→ Activity
Pull from the data below each line where the word "JSON" occurs, and copy it.

→ Website and app data records
:::

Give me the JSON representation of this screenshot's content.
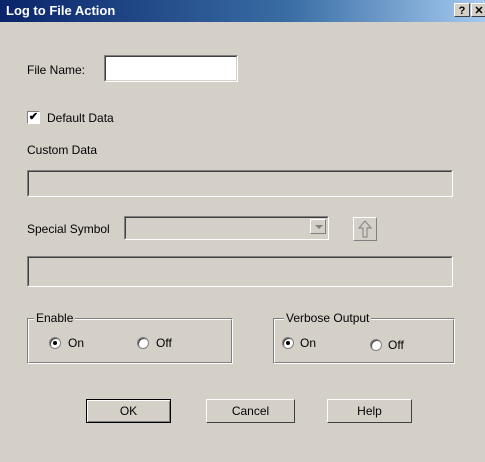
{
  "window": {
    "title": "Log to File Action",
    "help_glyph": "?",
    "close_glyph": "✕"
  },
  "file_name": {
    "label": "File Name:",
    "value": ""
  },
  "default_data": {
    "label": "Default Data",
    "checked": true,
    "check_glyph": "✔"
  },
  "custom_data": {
    "label": "Custom Data",
    "value": ""
  },
  "special_symbol": {
    "label": "Special Symbol",
    "selected": ""
  },
  "enable": {
    "legend": "Enable",
    "options": [
      "On",
      "Off"
    ],
    "selected": "On"
  },
  "verbose_output": {
    "legend": "Verbose Output",
    "options": [
      "On",
      "Off"
    ],
    "selected": "On"
  },
  "buttons": {
    "ok": "OK",
    "cancel": "Cancel",
    "help": "Help"
  }
}
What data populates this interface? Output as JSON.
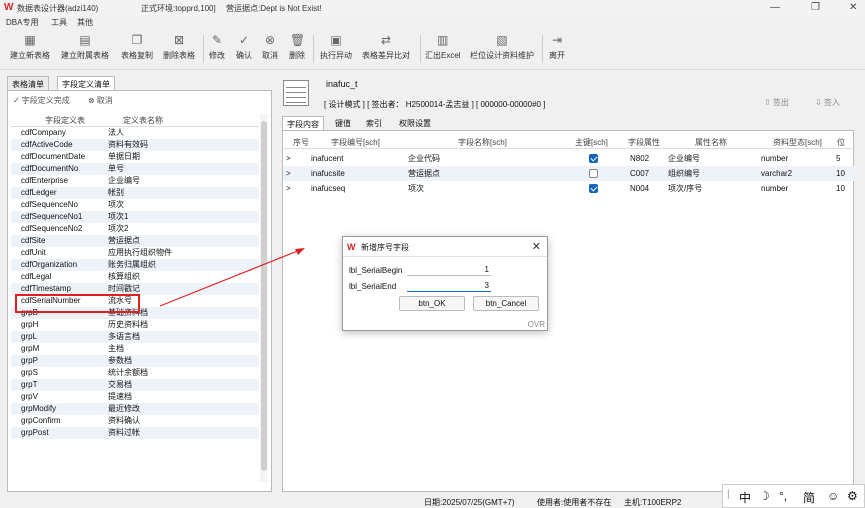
{
  "window": {
    "title": "数据表设计器(adzi140)",
    "env": "正式环境:topprd,100]",
    "site": "营运据点:Dept is Not Exist!"
  },
  "menu": [
    "DBA专用",
    "工具",
    "其他"
  ],
  "toolbar": [
    "建立新表格",
    "建立附属表格",
    "表格复制",
    "删除表格",
    "修改",
    "确认",
    "取消",
    "删除",
    "执行异动",
    "表格差异比对",
    "汇出Excel",
    "栏位设计资料维护",
    "离开"
  ],
  "left": {
    "tabs": [
      "表格清单",
      "字段定义清单"
    ],
    "done_label": "字段定义完成",
    "cancel_label": "取消",
    "columns": [
      "字段定义表",
      "定义表名称"
    ],
    "rows": [
      [
        "cdfCompany",
        "法人"
      ],
      [
        "cdfActiveCode",
        "资料有效码"
      ],
      [
        "cdfDocumentDate",
        "单据日期"
      ],
      [
        "cdfDocumentNo",
        "单号"
      ],
      [
        "cdfEnterprise",
        "企业编号"
      ],
      [
        "cdfLedger",
        "帐别"
      ],
      [
        "cdfSequenceNo",
        "项次"
      ],
      [
        "cdfSequenceNo1",
        "项次1"
      ],
      [
        "cdfSequenceNo2",
        "项次2"
      ],
      [
        "cdfSite",
        "营运据点"
      ],
      [
        "cdfUnit",
        "应用执行组织物件"
      ],
      [
        "cdfOrganization",
        "账务归属组织"
      ],
      [
        "cdfLegal",
        "核算组织"
      ],
      [
        "cdfTimestamp",
        "时间戳记"
      ],
      [
        "cdfSerialNumber",
        "流水号"
      ],
      [
        "grpB",
        "基础资料档"
      ],
      [
        "grpH",
        "历史资料档"
      ],
      [
        "grpL",
        "多语言档"
      ],
      [
        "grpM",
        "主档"
      ],
      [
        "grpP",
        "参数档"
      ],
      [
        "grpS",
        "统计余额档"
      ],
      [
        "grpT",
        "交易档"
      ],
      [
        "grpV",
        "提速档"
      ],
      [
        "grpModify",
        "最近修改"
      ],
      [
        "grpConfirm",
        "资料确认"
      ],
      [
        "grpPost",
        "资料过帐"
      ]
    ]
  },
  "table": {
    "name": "inafuc_t",
    "info": "[ 设计模式 ] [ 签出者： H2500014-孟志益 ] [ 000000-00000#0 ]",
    "checkout": "签出",
    "checkin": "签入"
  },
  "right": {
    "tabs": [
      "字段内容",
      "键值",
      "索引",
      "权限设置"
    ],
    "columns": [
      "序号",
      "字段编号[sch]",
      "字段名称[sch]",
      "主键[sch]",
      "字段属性",
      "属性名称",
      "资料型态[sch]",
      "位"
    ],
    "rows": [
      {
        "mark": ">",
        "id": "inafucent",
        "name": "企业代码",
        "pk": true,
        "attr": "N802",
        "attr_name": "企业编号",
        "type": "number",
        "len": "5"
      },
      {
        "mark": ">",
        "id": "inafucsite",
        "name": "营运据点",
        "pk": false,
        "attr": "C007",
        "attr_name": "组织编号",
        "type": "varchar2",
        "len": "10"
      },
      {
        "mark": ">",
        "id": "inafucseq",
        "name": "项次",
        "pk": true,
        "attr": "N004",
        "attr_name": "项次/序号",
        "type": "number",
        "len": "10"
      }
    ]
  },
  "dialog": {
    "title": "新增序号字段",
    "begin_label": "lbl_SerialBegin",
    "begin_value": "1",
    "end_label": "lbl_SerialEnd",
    "end_value": "3",
    "ok": "btn_OK",
    "cancel": "btn_Cancel",
    "ovr": "OVR"
  },
  "status": {
    "date": "日期:2025/07/25(GMT+7)",
    "user": "使用者:使用者不存在",
    "host": "主机:T100ERP2"
  },
  "ime": {
    "lang": "中",
    "punct": "°,",
    "simp": "简"
  },
  "colors": {
    "accent": "#1565c0",
    "highlight": "#e02020",
    "brand": "#d0262b"
  }
}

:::

→ Finished task
Give me the JSON representation of this screenshot's content.
What data populates this interface? Output as JSON.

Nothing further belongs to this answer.